Now, JCPRD is seeking public input on which of the three finalists should be chosen for an installation.

Public input can be provided online here until Friday, Oct. 22.

Below are descriptions of each option — two of which are centered around sunflowers — as outlined on JCPRD’s website.

“Three Sunflowers” by DiBari and Associates

"Three Sunflowers" proposal
“Three Sunflowers” proposal. Image courtesy JCPRD.

This design — one of two finalists centered around a sunflower theme — features three sunflowers made out of powder-coated aluminum. A piece of the sunflowers are made of textured glass to allow it to capture sunlight and project “a subtle ray of colored light that will travel through the sunflowers,” according to JCPRD’s website.

Patrons will be able to manually spin the flower petals to face the light. LED lights at the center of the flowers will be used to continue the sunlight effect at night.

DiBari and Associates, a Miami-based art design firm, says sunflowers “represent vitality, longevity, positivity and happiness,” according to their application.

The piece is also inspired by famed Dutch artist Vincent Van Gogh, who often painted sunflower themes.

“Gateway” by Amie Jacobsen Art and Design

"Gateway" proposal
“Gateway” design proposal. Image courtesy JCPRD.

The second sunflower design option, “Gateway,” features a large sunflower-shaped arch standing at nearly 12 feet tall. It will feature about 24 brightly colored petals made with “a center of cast glass, that will glow in the sunlight as well as with the lighting at night,” according to JCPRD’s website.

A history of Meadowbrook Park and Prairie Village is captured inside the arch with illustrated panels. Behind the panels will be “a mirror polished stainless steel” that “represents the present and future of the community.”

Amie J. Jacobsen is a Kansas City-based designer and sculptor who has a studio in Independence, Mo., with three assistants. The team’s finished sculptures, furniture and public art pieces can be found nationwide.

“Shade T(r)ee” by StudioKCA

"Shade T(r)ee" proposal
“Shade T(r)ee” design proposal. Image courtesy JCPRD.

The final design option is an ode to the former golf club that sat on Meadowbrook Park grounds — as well as the “upcycled” theme of the park.

“Shade T(r)ee” will feature a 60-year-old, 35-foot white birch tree made of 40,000 golf tees, representative of the number of tees that can be made from one tree.

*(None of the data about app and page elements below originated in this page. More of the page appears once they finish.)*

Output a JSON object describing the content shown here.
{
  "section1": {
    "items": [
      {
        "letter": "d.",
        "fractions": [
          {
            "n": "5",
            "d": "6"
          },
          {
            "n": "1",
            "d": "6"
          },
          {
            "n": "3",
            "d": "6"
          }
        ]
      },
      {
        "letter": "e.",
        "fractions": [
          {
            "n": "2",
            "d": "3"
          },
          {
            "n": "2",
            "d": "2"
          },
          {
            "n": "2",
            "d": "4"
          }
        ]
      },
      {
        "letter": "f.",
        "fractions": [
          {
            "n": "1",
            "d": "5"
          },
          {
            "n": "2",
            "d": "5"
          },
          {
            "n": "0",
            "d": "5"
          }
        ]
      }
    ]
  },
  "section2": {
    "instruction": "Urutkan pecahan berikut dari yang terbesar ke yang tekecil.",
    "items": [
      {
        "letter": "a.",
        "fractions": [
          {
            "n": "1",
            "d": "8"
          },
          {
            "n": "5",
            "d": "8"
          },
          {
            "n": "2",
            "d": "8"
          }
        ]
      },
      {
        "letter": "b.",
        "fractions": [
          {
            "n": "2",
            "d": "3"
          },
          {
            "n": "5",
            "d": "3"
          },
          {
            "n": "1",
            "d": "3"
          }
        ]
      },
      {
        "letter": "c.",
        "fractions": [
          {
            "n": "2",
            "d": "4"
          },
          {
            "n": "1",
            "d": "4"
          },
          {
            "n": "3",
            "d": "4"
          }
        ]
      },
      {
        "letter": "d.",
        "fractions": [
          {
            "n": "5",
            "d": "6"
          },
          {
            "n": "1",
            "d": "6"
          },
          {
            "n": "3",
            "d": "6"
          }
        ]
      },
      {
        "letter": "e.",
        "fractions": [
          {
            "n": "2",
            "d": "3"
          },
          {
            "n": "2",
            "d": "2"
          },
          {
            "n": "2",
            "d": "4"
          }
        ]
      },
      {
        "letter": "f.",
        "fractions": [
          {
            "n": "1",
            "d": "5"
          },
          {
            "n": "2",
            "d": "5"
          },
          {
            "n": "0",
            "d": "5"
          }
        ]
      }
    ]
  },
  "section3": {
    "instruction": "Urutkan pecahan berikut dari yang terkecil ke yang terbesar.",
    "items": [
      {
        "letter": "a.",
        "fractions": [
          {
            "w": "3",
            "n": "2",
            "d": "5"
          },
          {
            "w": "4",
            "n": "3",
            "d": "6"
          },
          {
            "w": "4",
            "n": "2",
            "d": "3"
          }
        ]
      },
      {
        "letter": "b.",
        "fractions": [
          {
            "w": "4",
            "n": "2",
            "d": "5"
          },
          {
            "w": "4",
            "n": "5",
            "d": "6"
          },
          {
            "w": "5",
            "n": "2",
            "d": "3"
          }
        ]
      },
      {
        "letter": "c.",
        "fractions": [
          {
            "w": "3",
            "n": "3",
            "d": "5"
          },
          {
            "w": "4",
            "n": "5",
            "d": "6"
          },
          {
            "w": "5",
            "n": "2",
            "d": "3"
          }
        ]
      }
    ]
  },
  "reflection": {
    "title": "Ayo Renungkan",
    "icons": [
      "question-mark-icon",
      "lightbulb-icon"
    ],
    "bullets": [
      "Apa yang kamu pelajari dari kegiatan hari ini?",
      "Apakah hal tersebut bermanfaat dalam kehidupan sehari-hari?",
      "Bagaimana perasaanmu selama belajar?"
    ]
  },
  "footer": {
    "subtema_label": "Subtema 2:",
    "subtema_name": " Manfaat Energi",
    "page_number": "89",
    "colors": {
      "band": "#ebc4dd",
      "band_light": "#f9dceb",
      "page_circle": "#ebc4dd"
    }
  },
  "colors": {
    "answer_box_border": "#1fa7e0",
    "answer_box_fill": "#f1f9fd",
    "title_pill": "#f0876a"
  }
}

Brooklyn-based StudioKCA calls “Shade T(r)ee” an “upcycled” tree that symbolizes the park’s “commitment to recycling and reuse of this private golf club into a public park,” according to JCPRD’s website.